[Recorded data]
╭──
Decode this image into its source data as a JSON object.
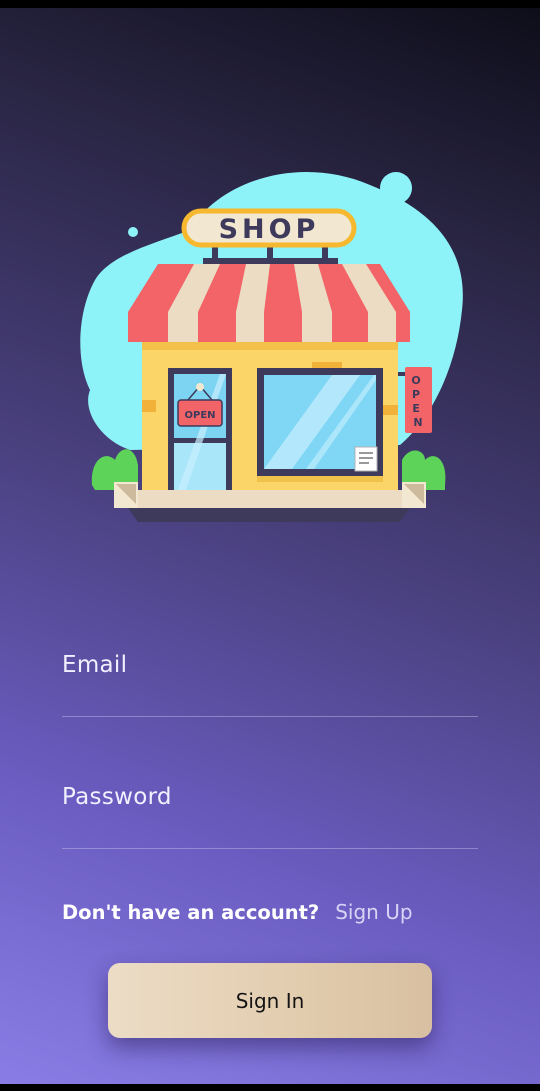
{
  "illustration": {
    "sign_text": "SHOP",
    "door_sign_text": "OPEN",
    "side_sign_letters": [
      "O",
      "P",
      "E",
      "N"
    ],
    "icon": "shop-storefront-illustration"
  },
  "login_form": {
    "email_label": "Email",
    "password_label": "Password",
    "signup_prompt": "Don't have an account?",
    "signup_link": "Sign Up",
    "signin_button": "Sign In"
  },
  "colors": {
    "background_top": "#0d0d18",
    "background_bottom": "#8a7ee6",
    "button": "#e2ccae",
    "blob": "#8ef3f8",
    "awning_red": "#f26468"
  }
}
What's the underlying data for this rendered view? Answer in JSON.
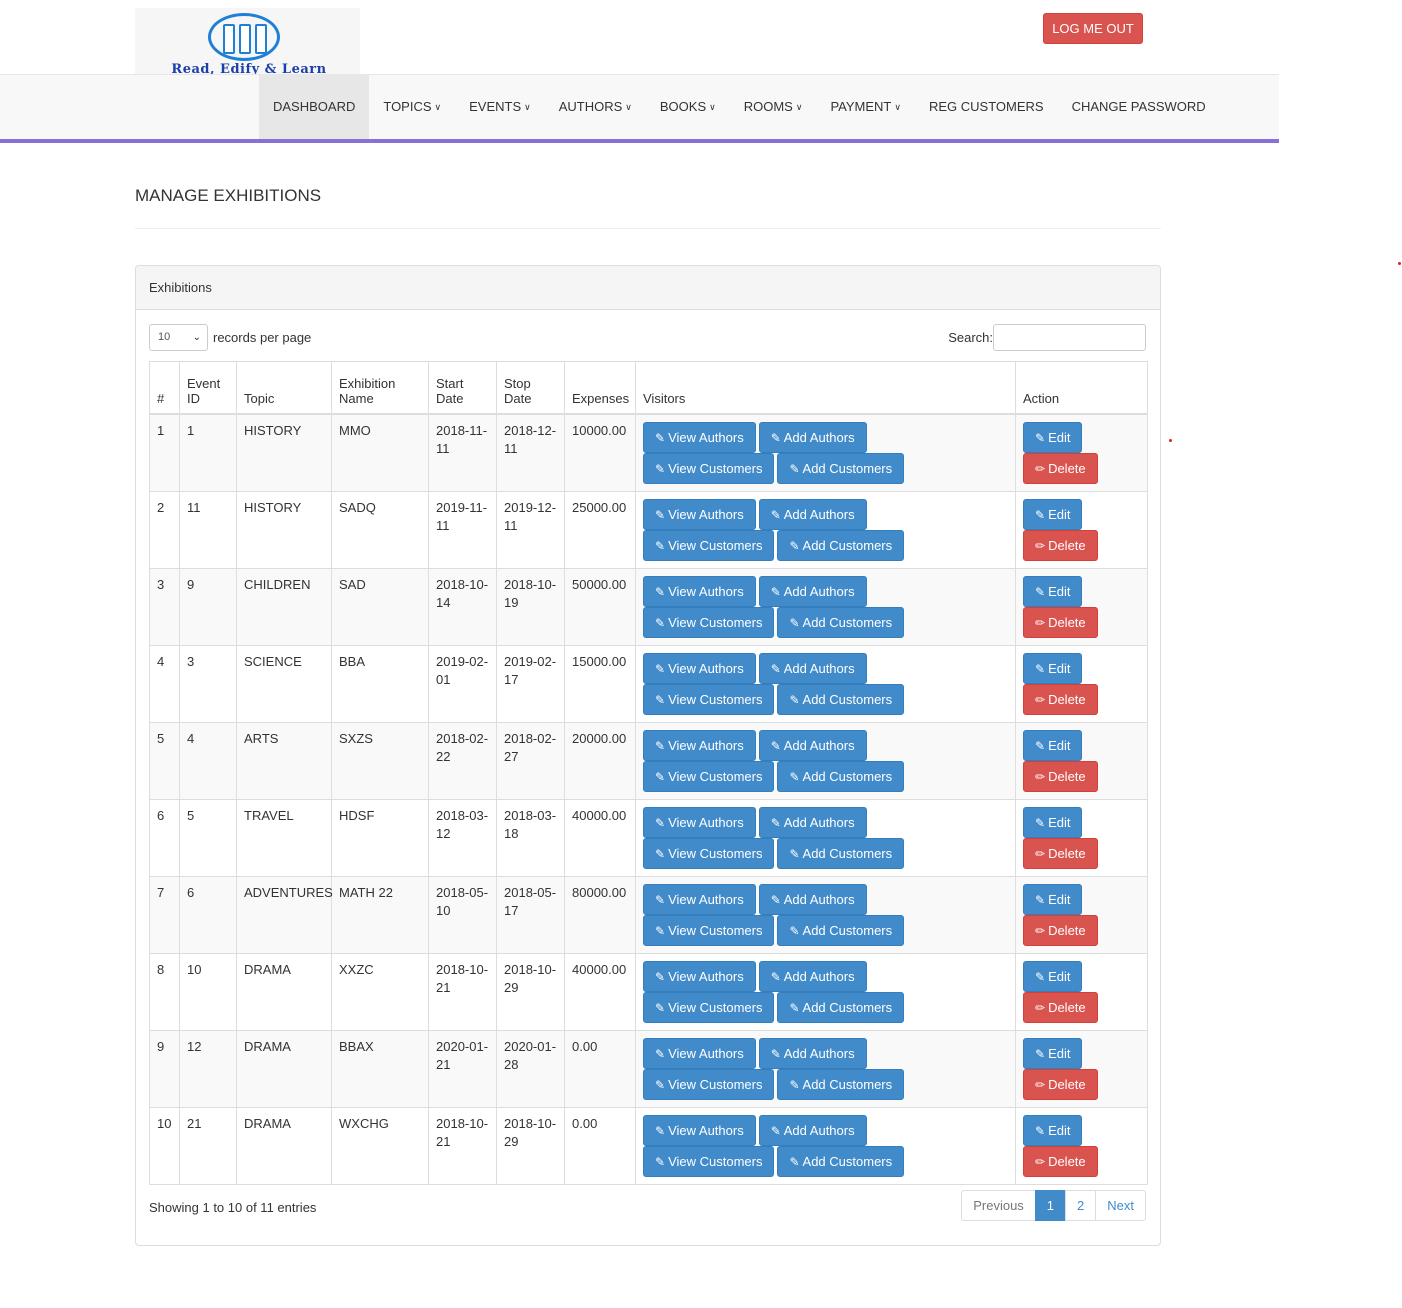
{
  "brand": {
    "logo_text": "Read, Edify & Learn",
    "logout_label": "LOG ME OUT"
  },
  "nav": {
    "items": [
      {
        "label": "DASHBOARD",
        "dropdown": false
      },
      {
        "label": "TOPICS",
        "dropdown": true
      },
      {
        "label": "EVENTS",
        "dropdown": true
      },
      {
        "label": "AUTHORS",
        "dropdown": true
      },
      {
        "label": "BOOKS",
        "dropdown": true
      },
      {
        "label": "ROOMS",
        "dropdown": true
      },
      {
        "label": "PAYMENT",
        "dropdown": true
      },
      {
        "label": "REG CUSTOMERS",
        "dropdown": false
      },
      {
        "label": "CHANGE PASSWORD",
        "dropdown": false
      }
    ]
  },
  "page": {
    "title": "MANAGE EXHIBITIONS"
  },
  "panel": {
    "heading": "Exhibitions"
  },
  "controls": {
    "length_value": "10",
    "length_suffix": "records per page",
    "search_label": "Search:",
    "search_value": ""
  },
  "table": {
    "headers": [
      "#",
      "Event ID",
      "Topic",
      "Exhibition Name",
      "Start Date",
      "Stop Date",
      "Expenses",
      "Visitors",
      "Action"
    ],
    "rows": [
      {
        "num": "1",
        "event_id": "1",
        "topic": "HISTORY",
        "name": "MMO",
        "start": "2018-11-11",
        "stop": "2018-12-11",
        "expenses": "10000.00"
      },
      {
        "num": "2",
        "event_id": "11",
        "topic": "HISTORY",
        "name": "SADQ",
        "start": "2019-11-11",
        "stop": "2019-12-11",
        "expenses": "25000.00"
      },
      {
        "num": "3",
        "event_id": "9",
        "topic": "CHILDREN",
        "name": "SAD",
        "start": "2018-10-14",
        "stop": "2018-10-19",
        "expenses": "50000.00"
      },
      {
        "num": "4",
        "event_id": "3",
        "topic": "SCIENCE",
        "name": "BBA",
        "start": "2019-02-01",
        "stop": "2019-02-17",
        "expenses": "15000.00"
      },
      {
        "num": "5",
        "event_id": "4",
        "topic": "ARTS",
        "name": "SXZS",
        "start": "2018-02-22",
        "stop": "2018-02-27",
        "expenses": "20000.00"
      },
      {
        "num": "6",
        "event_id": "5",
        "topic": "TRAVEL",
        "name": "HDSF",
        "start": "2018-03-12",
        "stop": "2018-03-18",
        "expenses": "40000.00"
      },
      {
        "num": "7",
        "event_id": "6",
        "topic": "ADVENTURES",
        "name": "MATH 22",
        "start": "2018-05-10",
        "stop": "2018-05-17",
        "expenses": "80000.00"
      },
      {
        "num": "8",
        "event_id": "10",
        "topic": "DRAMA",
        "name": "XXZC",
        "start": "2018-10-21",
        "stop": "2018-10-29",
        "expenses": "40000.00"
      },
      {
        "num": "9",
        "event_id": "12",
        "topic": "DRAMA",
        "name": "BBAX",
        "start": "2020-01-21",
        "stop": "2020-01-28",
        "expenses": "0.00"
      },
      {
        "num": "10",
        "event_id": "21",
        "topic": "DRAMA",
        "name": "WXCHG",
        "start": "2018-10-21",
        "stop": "2018-10-29",
        "expenses": "0.00"
      }
    ],
    "buttons": {
      "view_authors": "View Authors",
      "add_authors": "Add Authors",
      "view_customers": "View Customers",
      "add_customers": "Add Customers",
      "edit": "Edit",
      "delete": "Delete"
    }
  },
  "footer": {
    "info": "Showing 1 to 10 of 11 entries",
    "pagination": {
      "previous": "Previous",
      "pages": [
        "1",
        "2"
      ],
      "current": "1",
      "next": "Next"
    }
  },
  "colors": {
    "primary": "#428bca",
    "danger": "#d9534f",
    "nav_accent": "#8a6fd4"
  }
}
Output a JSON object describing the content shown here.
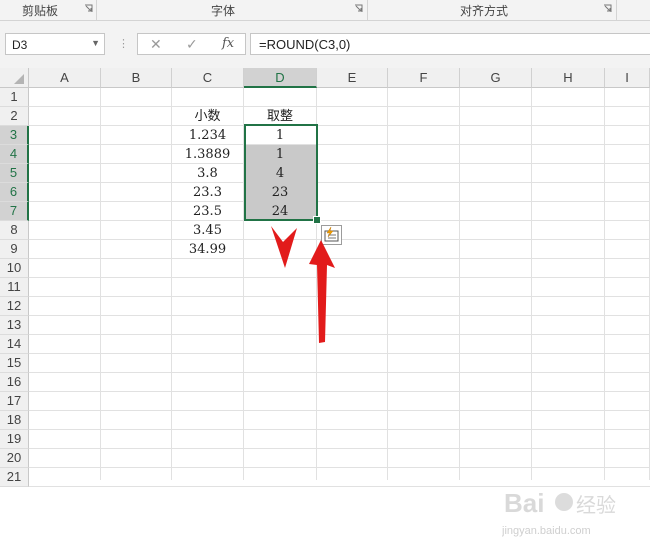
{
  "ribbon": {
    "groups": [
      {
        "label": "剪贴板"
      },
      {
        "label": "字体"
      },
      {
        "label": "对齐方式"
      }
    ]
  },
  "formula_bar": {
    "name_box": "D3",
    "cancel_icon": "✕",
    "enter_icon": "✓",
    "function_label": "fx",
    "formula": "=ROUND(C3,0)"
  },
  "sheet": {
    "columns": [
      "A",
      "B",
      "C",
      "D",
      "E",
      "F",
      "G",
      "H",
      "I"
    ],
    "rows": [
      "1",
      "2",
      "3",
      "4",
      "5",
      "6",
      "7",
      "8",
      "9",
      "10",
      "11",
      "12",
      "13",
      "14",
      "15",
      "16",
      "17",
      "18",
      "19",
      "20",
      "21"
    ],
    "selected_column": "D",
    "selected_rows": [
      "3",
      "4",
      "5",
      "6",
      "7"
    ],
    "headers": {
      "c": "小数",
      "d": "取整"
    },
    "c_values": [
      "1.234",
      "1.3889",
      "3.8",
      "23.3",
      "23.5",
      "3.45",
      "34.99"
    ],
    "d_values": [
      "1",
      "1",
      "4",
      "23",
      "24"
    ]
  },
  "colors": {
    "accent": "#217346",
    "selection_fill": "#c9c9c9",
    "arrow": "#e21b1b"
  },
  "icons": {
    "flash_fill": "flash-fill-icon",
    "cancel": "close-icon",
    "enter": "check-icon",
    "dialog_launcher": "dialog-launcher-icon"
  },
  "watermark": {
    "brand": "Bai",
    "brand_suffix": "经验",
    "url": "jingyan.baidu.com"
  }
}
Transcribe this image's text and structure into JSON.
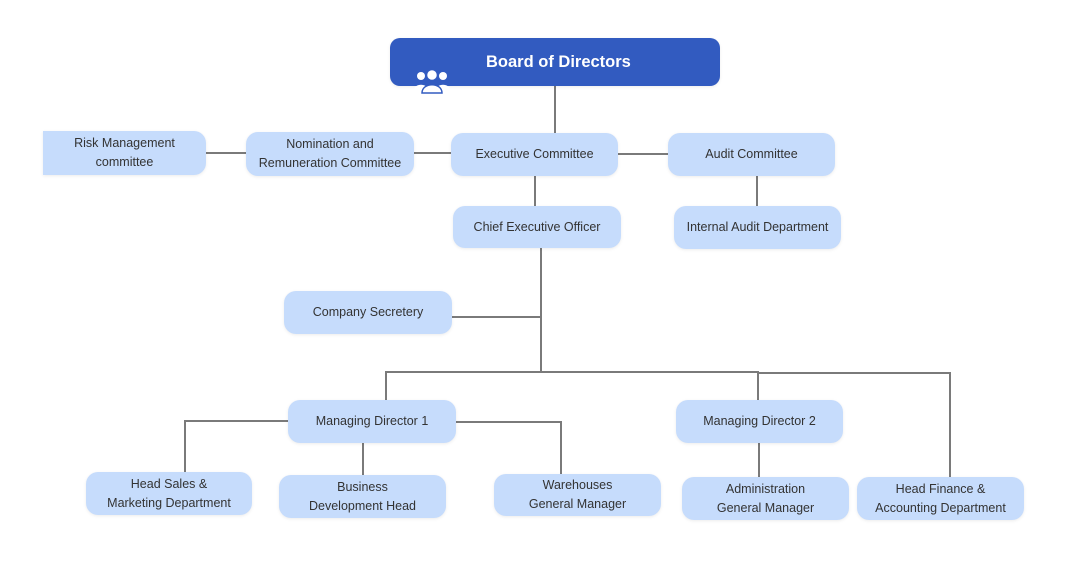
{
  "diagram": {
    "type": "org-chart",
    "colors": {
      "root_fill": "#325bc0",
      "root_text": "#ffffff",
      "node_fill": "#c6dcfc",
      "node_text": "#333333",
      "connector": "#7a7a7a"
    },
    "root": {
      "label": "Board of Directors",
      "icon": "people-group-icon"
    },
    "nodes": {
      "risk": "Risk Management\ncommittee",
      "nomination": "Nomination and\nRemuneration Committee",
      "executive": "Executive  Committee",
      "audit": "Audit  Committee",
      "ceo": "Chief Executive  Officer",
      "internal_audit": "Internal Audit Department",
      "secretary": "Company Secretery",
      "md1": "Managing Director 1",
      "md2": "Managing Director 2",
      "head_sales": "Head Sales &\nMarketing Department",
      "business_dev": "Business\nDevelopment Head",
      "warehouses": "Warehouses\nGeneral Manager",
      "administration": "Administration\nGeneral Manager",
      "head_finance": "Head Finance &\nAccounting Department"
    },
    "edges": [
      [
        "root",
        "executive"
      ],
      [
        "executive",
        "nomination"
      ],
      [
        "nomination",
        "risk"
      ],
      [
        "executive",
        "audit"
      ],
      [
        "executive",
        "ceo"
      ],
      [
        "audit",
        "internal_audit"
      ],
      [
        "ceo",
        "secretary"
      ],
      [
        "ceo",
        "md1"
      ],
      [
        "ceo",
        "md2"
      ],
      [
        "ceo",
        "head_finance"
      ],
      [
        "md1",
        "head_sales"
      ],
      [
        "md1",
        "business_dev"
      ],
      [
        "md1",
        "warehouses"
      ],
      [
        "md2",
        "administration"
      ]
    ]
  }
}
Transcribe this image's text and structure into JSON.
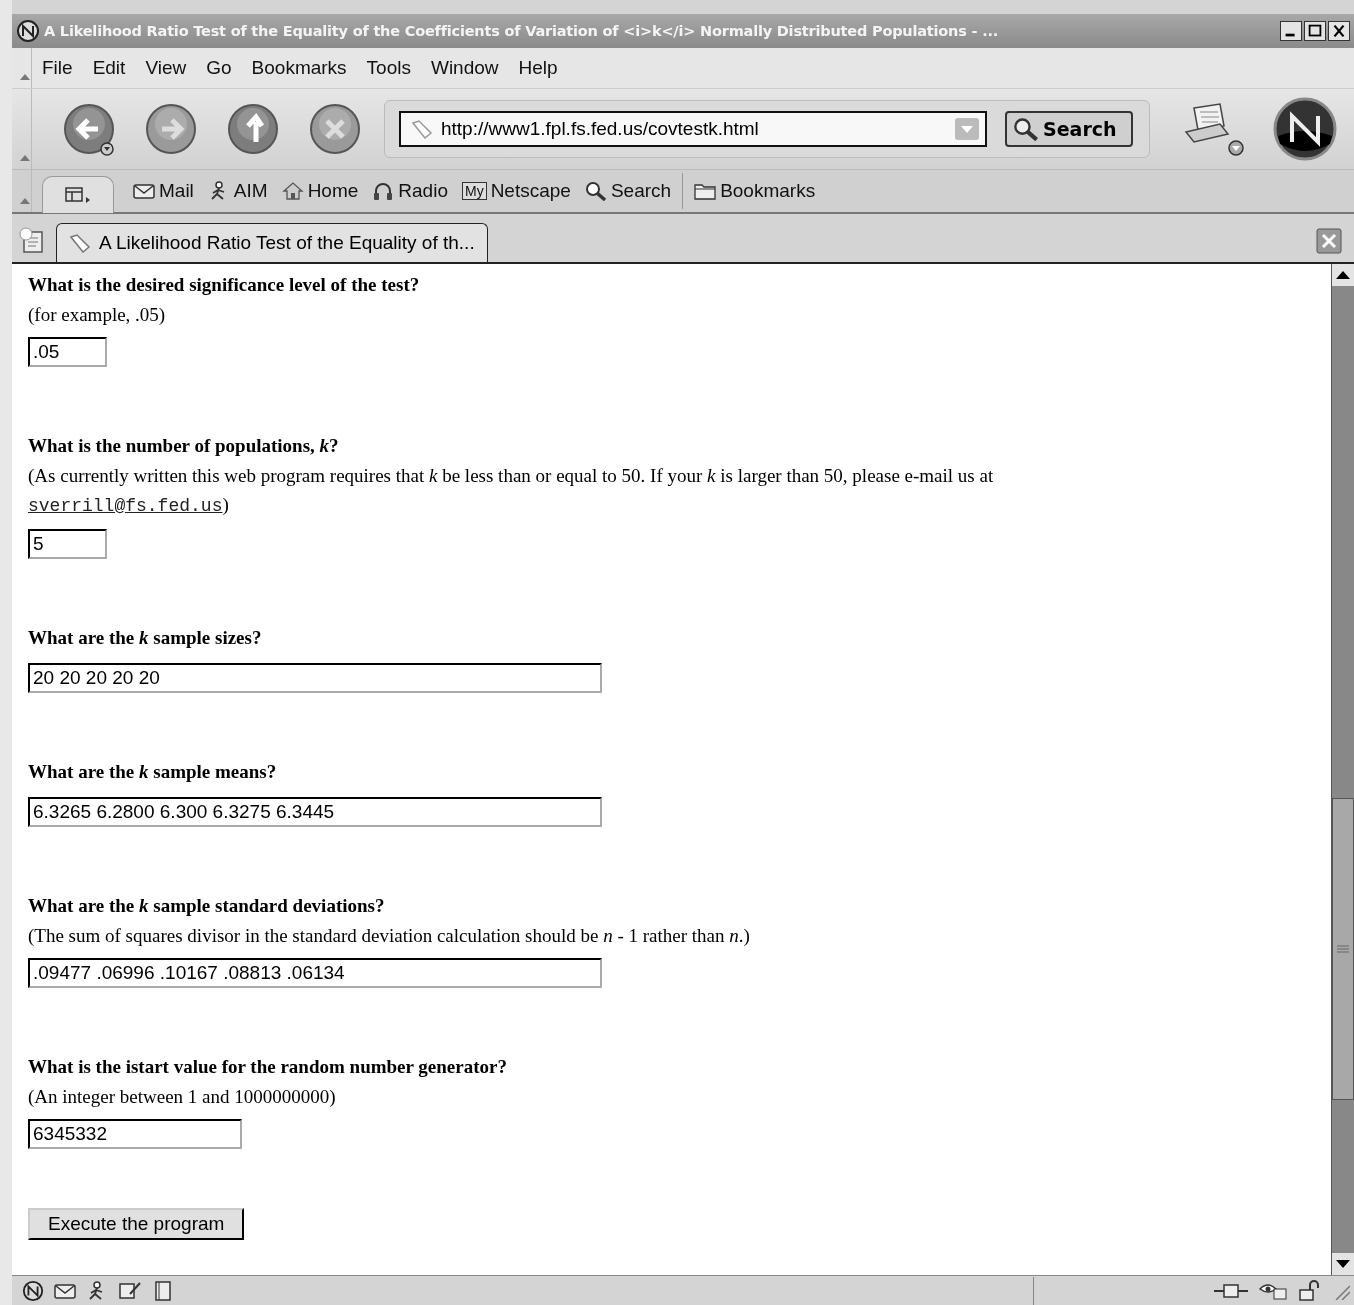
{
  "window": {
    "title": "A Likelihood Ratio Test of the Equality of the Coefficients of Variation of <i>k</i> Normally Distributed Populations - ..."
  },
  "menu": [
    "File",
    "Edit",
    "View",
    "Go",
    "Bookmarks",
    "Tools",
    "Window",
    "Help"
  ],
  "navigation": {
    "url": "http://www1.fpl.fs.fed.us/covtestk.html",
    "search_button": "Search"
  },
  "personal_toolbar": [
    {
      "kind": "mail",
      "label": "Mail"
    },
    {
      "kind": "aim",
      "label": "AIM"
    },
    {
      "kind": "home",
      "label": "Home"
    },
    {
      "kind": "radio",
      "label": "Radio"
    },
    {
      "kind": "my",
      "label": "Netscape",
      "icon_text": "My"
    },
    {
      "kind": "search",
      "label": "Search"
    },
    {
      "kind": "bookmarks",
      "label": "Bookmarks"
    }
  ],
  "tabs": [
    {
      "label": "A Likelihood Ratio Test of the Equality of th...",
      "selected": true
    }
  ],
  "form": {
    "questions": [
      {
        "question": "What is the desired significance level of the test?",
        "note": "(for example, .05)",
        "value": ".05",
        "kind": "short"
      },
      {
        "question": "What is the number of populations, *k*?",
        "note": "(As currently written this web program requires that *k* be less than or equal to 50. If your *k* is larger than 50, please e-mail us at",
        "link": "sverrill@fs.fed.us",
        "note_end": ")",
        "value": "5",
        "kind": "short"
      },
      {
        "question": "What are the *k* sample sizes?",
        "value": "20 20 20 20 20",
        "kind": "long"
      },
      {
        "question": "What are the *k* sample means?",
        "value": "6.3265 6.2800 6.300 6.3275 6.3445",
        "kind": "long"
      },
      {
        "question": "What are the *k* sample standard deviations?",
        "note": "(The sum of squares divisor in the standard deviation calculation should be *n* - 1 rather than *n*.)",
        "value": ".09477 .06996 .10167 .08813 .06134",
        "kind": "long"
      },
      {
        "question": "What is the istart value for the random number generator?",
        "note": "(An integer between 1 and 1000000000)",
        "value": "6345332",
        "kind": "medium"
      }
    ],
    "submit": "Execute the program"
  }
}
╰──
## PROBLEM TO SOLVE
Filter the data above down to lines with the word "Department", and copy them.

## YOUR RESPONSE
      "internal_audit": "Internal Audit Department",
      "head_sales": "Head Sales &\nMarketing Department",
      "head_finance": "Head Finance &\nAccounting Department"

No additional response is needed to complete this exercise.